Task statement »
Copy all records exactly; omit pictures.
**** Source material
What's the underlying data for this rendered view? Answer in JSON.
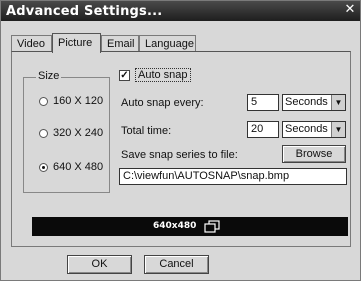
{
  "window": {
    "title": "Advanced Settings...",
    "close_glyph": "✕"
  },
  "tabs": [
    {
      "label": "Video",
      "active": false
    },
    {
      "label": "Picture",
      "active": true
    },
    {
      "label": "Email",
      "active": false
    },
    {
      "label": "Language",
      "active": false
    }
  ],
  "size_group": {
    "legend": "Size",
    "options": [
      {
        "label": "160 X 120",
        "selected": false
      },
      {
        "label": "320 X 240",
        "selected": false
      },
      {
        "label": "640 X 480",
        "selected": true
      }
    ]
  },
  "auto_snap": {
    "checkbox_label": "Auto snap",
    "checked": true,
    "every_label": "Auto snap every:",
    "every_value": "5",
    "every_unit": "Seconds",
    "total_label": "Total time:",
    "total_value": "20",
    "total_unit": "Seconds",
    "save_label": "Save snap series to file:",
    "browse_label": "Browse",
    "file_path": "C:\\viewfun\\AUTOSNAP\\snap.bmp"
  },
  "preview": {
    "resolution": "640x480",
    "icon": "windows-icon"
  },
  "footer": {
    "ok_label": "OK",
    "cancel_label": "Cancel"
  }
}
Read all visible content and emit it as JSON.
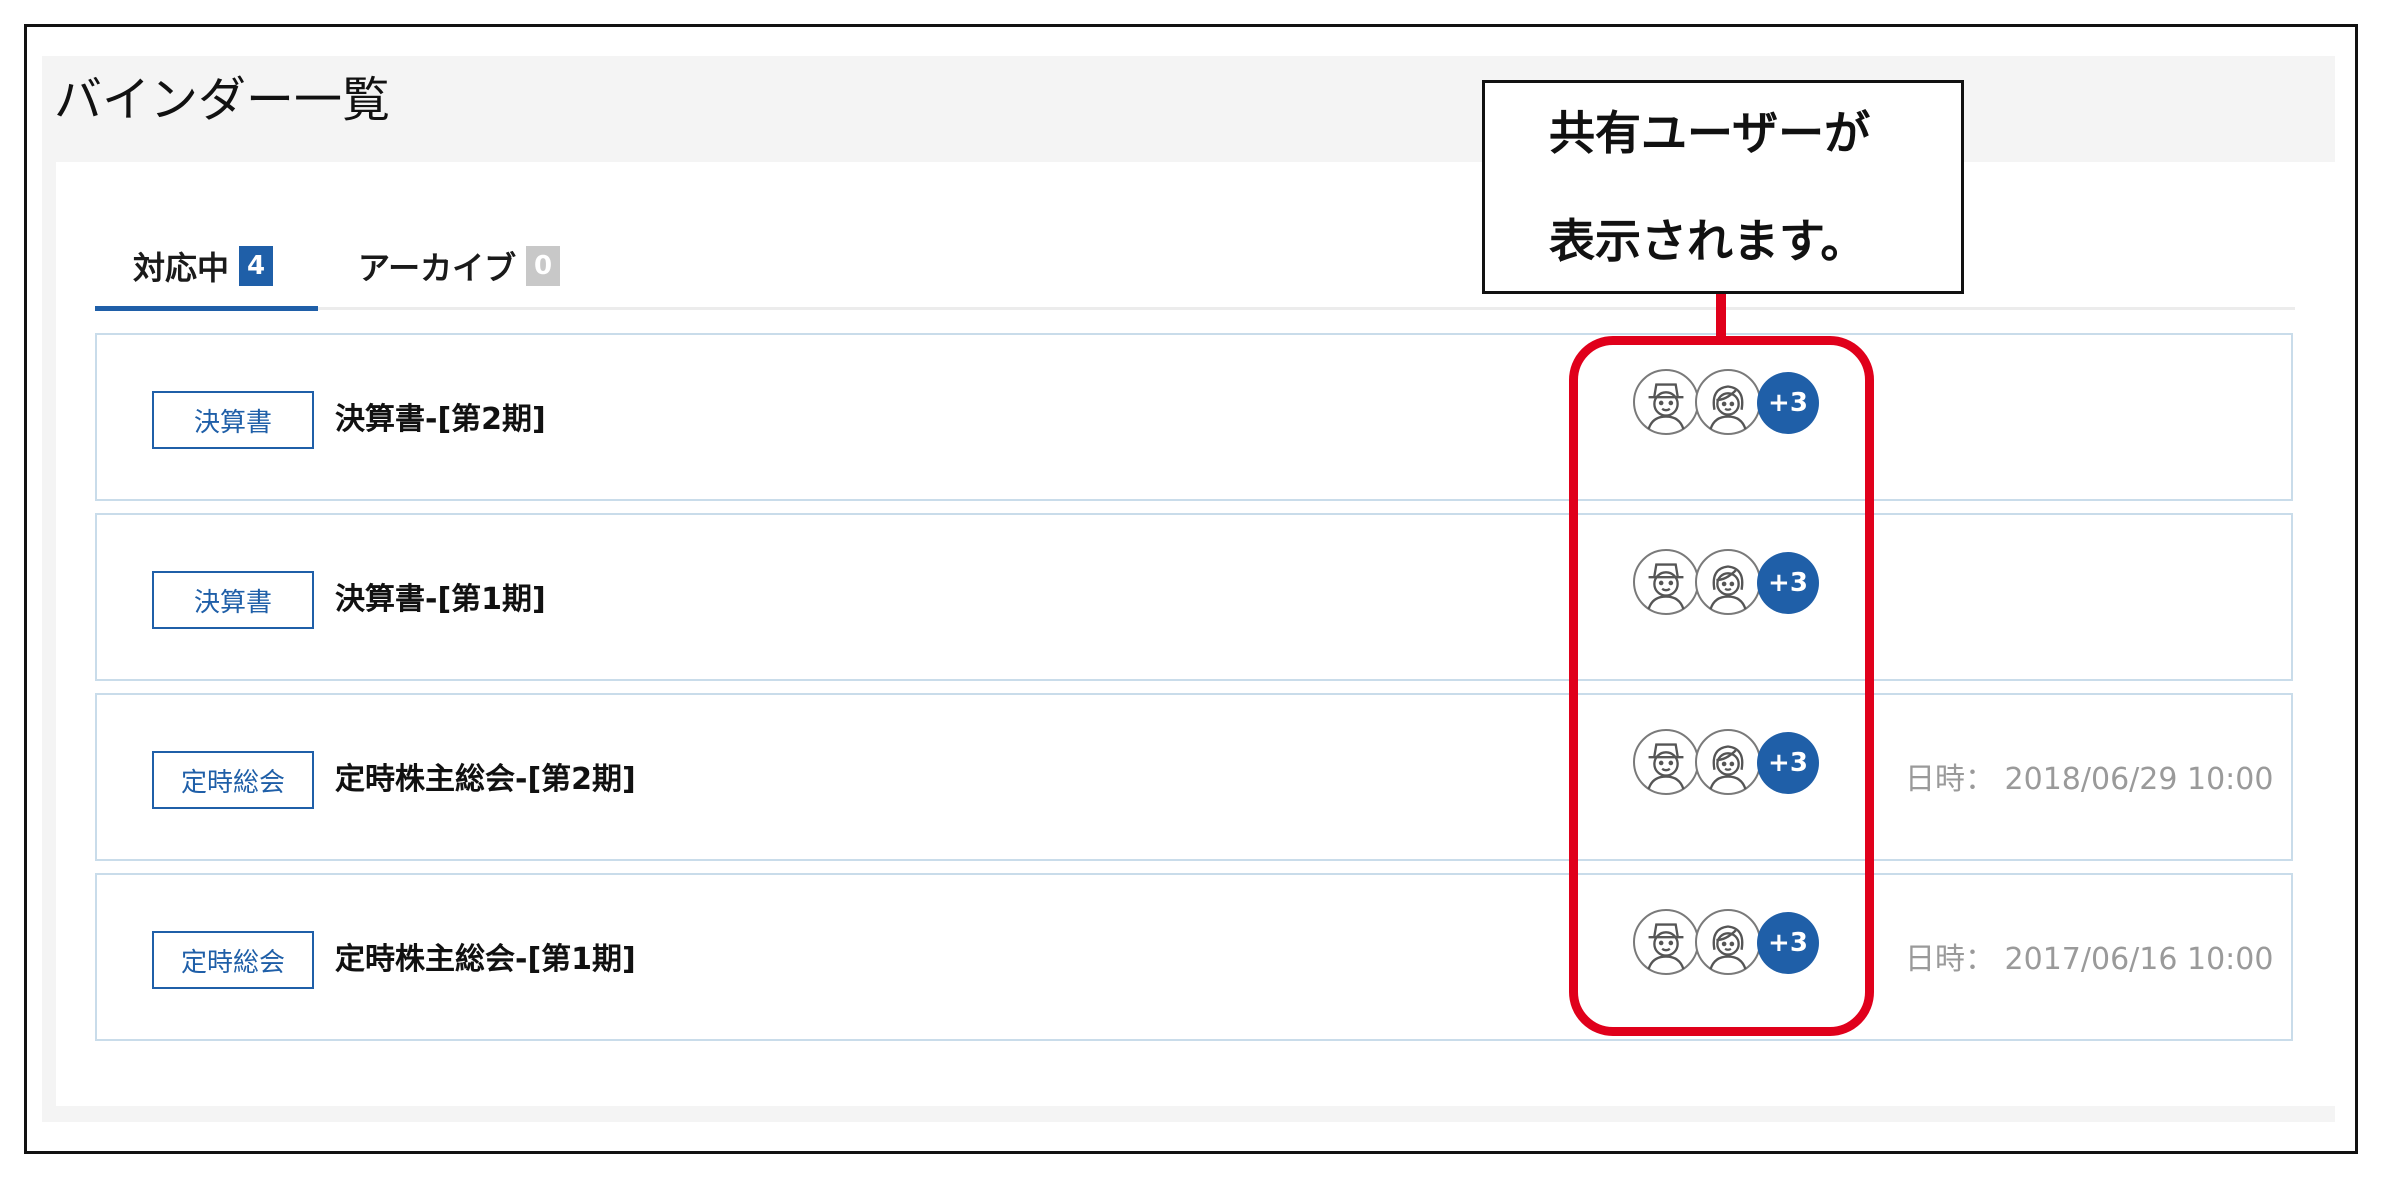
{
  "page": {
    "title": "バインダー一覧"
  },
  "tabs": [
    {
      "label": "対応中",
      "count": "4"
    },
    {
      "label": "アーカイブ",
      "count": "0"
    }
  ],
  "binders": [
    {
      "category": "決算書",
      "title": "決算書-[第2期]",
      "shared_more": "+3",
      "date": ""
    },
    {
      "category": "決算書",
      "title": "決算書-[第1期]",
      "shared_more": "+3",
      "date": ""
    },
    {
      "category": "定時総会",
      "title": "定時株主総会-[第2期]",
      "shared_more": "+3",
      "date": "日時： 2018/06/29 10:00"
    },
    {
      "category": "定時総会",
      "title": "定時株主総会-[第1期]",
      "shared_more": "+3",
      "date": "日時： 2017/06/16 10:00"
    }
  ],
  "callout": {
    "line1": "共有ユーザーが",
    "line2": "表示されます。"
  },
  "colors": {
    "accent": "#1f5fa8",
    "highlight": "#e0001b",
    "row_border": "#c9dcea",
    "muted_text": "#9a9a9a"
  },
  "icons": {
    "user_avatar_1": "man-with-hat-avatar-icon",
    "user_avatar_2": "woman-avatar-icon"
  }
}
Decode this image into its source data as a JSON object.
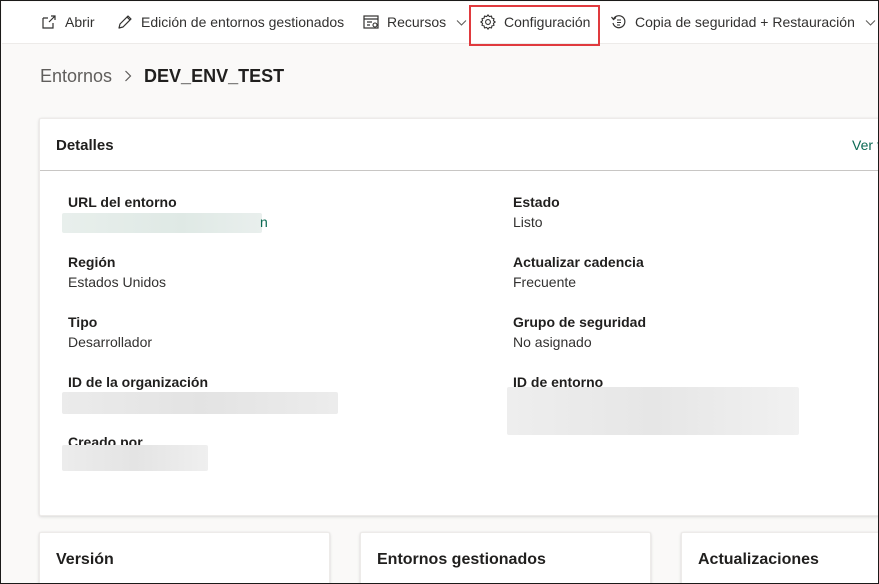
{
  "command_bar": {
    "items": [
      {
        "label": "Abrir",
        "icon": "open-external-icon"
      },
      {
        "label": "Edición de entornos gestionados",
        "icon": "pencil-icon"
      },
      {
        "label": "Recursos",
        "icon": "resources-icon",
        "dropdown": true
      },
      {
        "label": "Configuración",
        "icon": "gear-icon",
        "highlighted": true
      },
      {
        "label": "Copia de seguridad + Restauración",
        "icon": "backup-restore-icon",
        "dropdown": true
      }
    ]
  },
  "breadcrumb": {
    "root": "Entornos",
    "current": "DEV_ENV_TEST"
  },
  "details": {
    "title": "Detalles",
    "link": "Ver t",
    "fields": [
      {
        "label": "URL del entorno",
        "value": "n",
        "redacted": true
      },
      {
        "label": "Estado",
        "value": "Listo"
      },
      {
        "label": "Región",
        "value": "Estados Unidos"
      },
      {
        "label": "Actualizar cadencia",
        "value": "Frecuente"
      },
      {
        "label": "Tipo",
        "value": "Desarrollador"
      },
      {
        "label": "Grupo de seguridad",
        "value": "No asignado"
      },
      {
        "label": "ID de la organización",
        "value": "",
        "redacted": true
      },
      {
        "label": "ID de entorno",
        "value": "",
        "redacted": true
      },
      {
        "label": "Creado por",
        "value": "",
        "redacted": true
      }
    ]
  },
  "bottom_cards": [
    {
      "title": "Versión"
    },
    {
      "title": "Entornos gestionados"
    },
    {
      "title": "Actualizaciones"
    }
  ],
  "colors": {
    "highlight": "#e03a3e",
    "link": "#0b6a53",
    "background": "#faf9f8"
  }
}
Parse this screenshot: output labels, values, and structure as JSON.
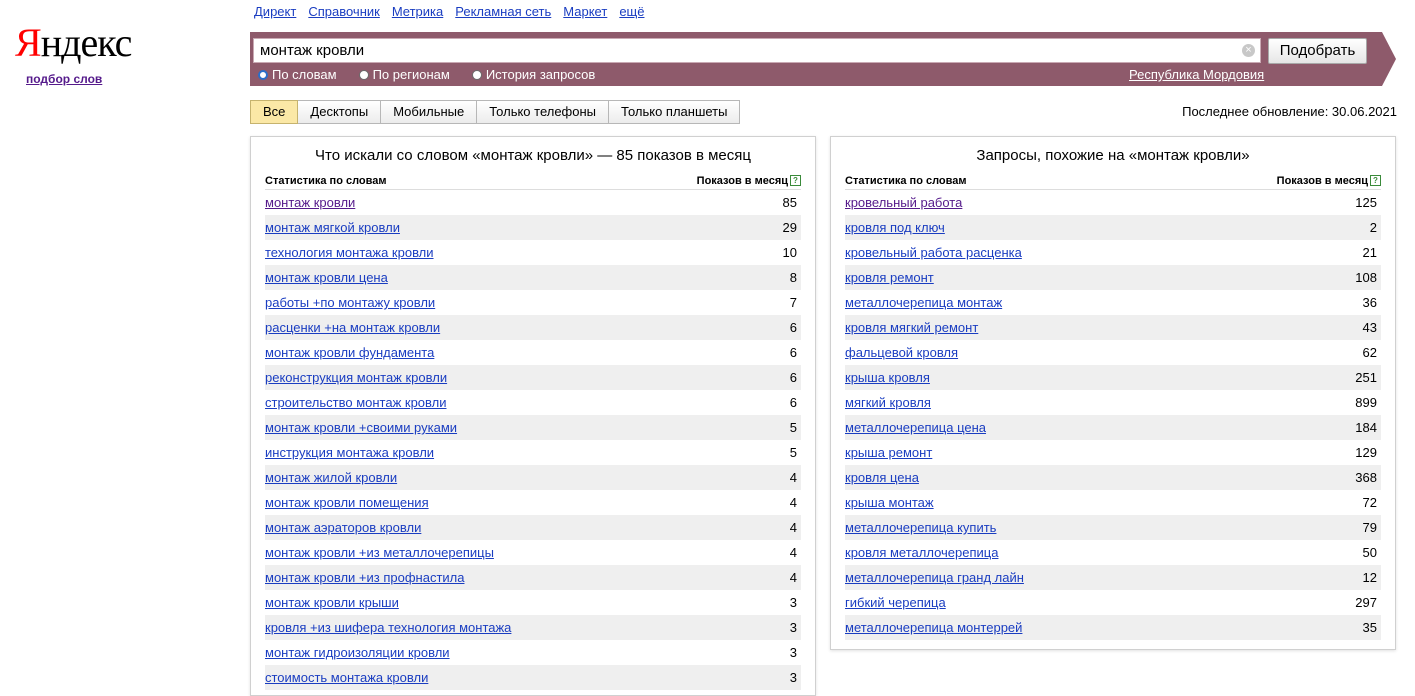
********
Answer area »
What's the underlying data for this rendered view? Answer in JSON.
{
  "window": {
    "title": "Advanced Settings...",
    "close_glyph": "✕"
  },
  "tabs": [
    {
      "label": "Video",
      "active": false
    },
    {
      "label": "Picture",
      "active": true
    },
    {
      "label": "Email",
      "active": false
    },
    {
      "label": "Language",
      "active": false
    }
  ],
  "size_group": {
    "legend": "Size",
    "options": [
      {
        "label": "160 X 120",
        "selected": false
      },
      {
        "label": "320 X 240",
        "selected": false
      },
      {
        "label": "640 X 480",
        "selected": true
      }
    ]
  },
  "auto_snap": {
    "checkbox_label": "Auto snap",
    "checked": true,
    "every_label": "Auto snap every:",
    "every_value": "5",
    "every_unit": "Seconds",
    "total_label": "Total time:",
    "total_value": "20",
    "total_unit": "Seconds",
    "save_label": "Save snap series to file:",
    "browse_label": "Browse",
    "file_path": "C:\\viewfun\\AUTOSNAP\\snap.bmp"
  },
  "preview": {
    "resolution": "640x480",
    "icon": "windows-icon"
  },
  "footer": {
    "ok_label": "OK",
    "cancel_label": "Cancel"
  }
}
Read all visible content and emit it as JSON.
{
  "page": {
    "title": "バインダー一覧"
  },
  "tabs": [
    {
      "label": "対応中",
      "count": "4"
    },
    {
      "label": "アーカイブ",
      "count": "0"
    }
  ],
  "binders": [
    {
      "category": "決算書",
      "title": "決算書-[第2期]",
      "shared_more": "+3",
      "date": ""
    },
    {
      "category": "決算書",
      "title": "決算書-[第1期]",
      "shared_more": "+3",
      "date": ""
    },
    {
      "category": "定時総会",
      "title": "定時株主総会-[第2期]",
      "shared_more": "+3",
      "date": "日時： 2018/06/29 10:00"
    },
    {
      "category": "定時総会",
      "title": "定時株主総会-[第1期]",
      "shared_more": "+3",
      "date": "日時： 2017/06/16 10:00"
    }
  ],
  "callout": {
    "line1": "共有ユーザーが",
    "line2": "表示されます。"
  },
  "colors": {
    "accent": "#1f5fa8",
    "highlight": "#e0001b",
    "row_border": "#c9dcea",
    "muted_text": "#9a9a9a"
  },
  "icons": {
    "user_avatar_1": "man-with-hat-avatar-icon",
    "user_avatar_2": "woman-avatar-icon"
  }
}
Decode this image into its source data as a JSON object.
{
  "command_bar": {
    "items": [
      {
        "label": "Abrir",
        "icon": "open-external-icon"
      },
      {
        "label": "Edición de entornos gestionados",
        "icon": "pencil-icon"
      },
      {
        "label": "Recursos",
        "icon": "resources-icon",
        "dropdown": true
      },
      {
        "label": "Configuración",
        "icon": "gear-icon",
        "highlighted": true
      },
      {
        "label": "Copia de seguridad + Restauración",
        "icon": "backup-restore-icon",
        "dropdown": true
      }
    ]
  },
  "breadcrumb": {
    "root": "Entornos",
    "current": "DEV_ENV_TEST"
  },
  "details": {
    "title": "Detalles",
    "link": "Ver t",
    "fields": [
      {
        "label": "URL del entorno",
        "value": "n",
        "redacted": true
      },
      {
        "label": "Estado",
        "value": "Listo"
      },
      {
        "label": "Región",
        "value": "Estados Unidos"
      },
      {
        "label": "Actualizar cadencia",
        "value": "Frecuente"
      },
      {
        "label": "Tipo",
        "value": "Desarrollador"
      },
      {
        "label": "Grupo de seguridad",
        "value": "No asignado"
      },
      {
        "label": "ID de la organización",
        "value": "",
        "redacted": true
      },
      {
        "label": "ID de entorno",
        "value": "",
        "redacted": true
      },
      {
        "label": "Creado por",
        "value": "",
        "redacted": true
      }
    ]
  },
  "bottom_cards": [
    {
      "title": "Versión"
    },
    {
      "title": "Entornos gestionados"
    },
    {
      "title": "Actualizaciones"
    }
  ],
  "colors": {
    "highlight": "#e03a3e",
    "link": "#0b6a53",
    "background": "#faf9f8"
  }
}
Parse this screenshot: output labels, values, and structure as JSON.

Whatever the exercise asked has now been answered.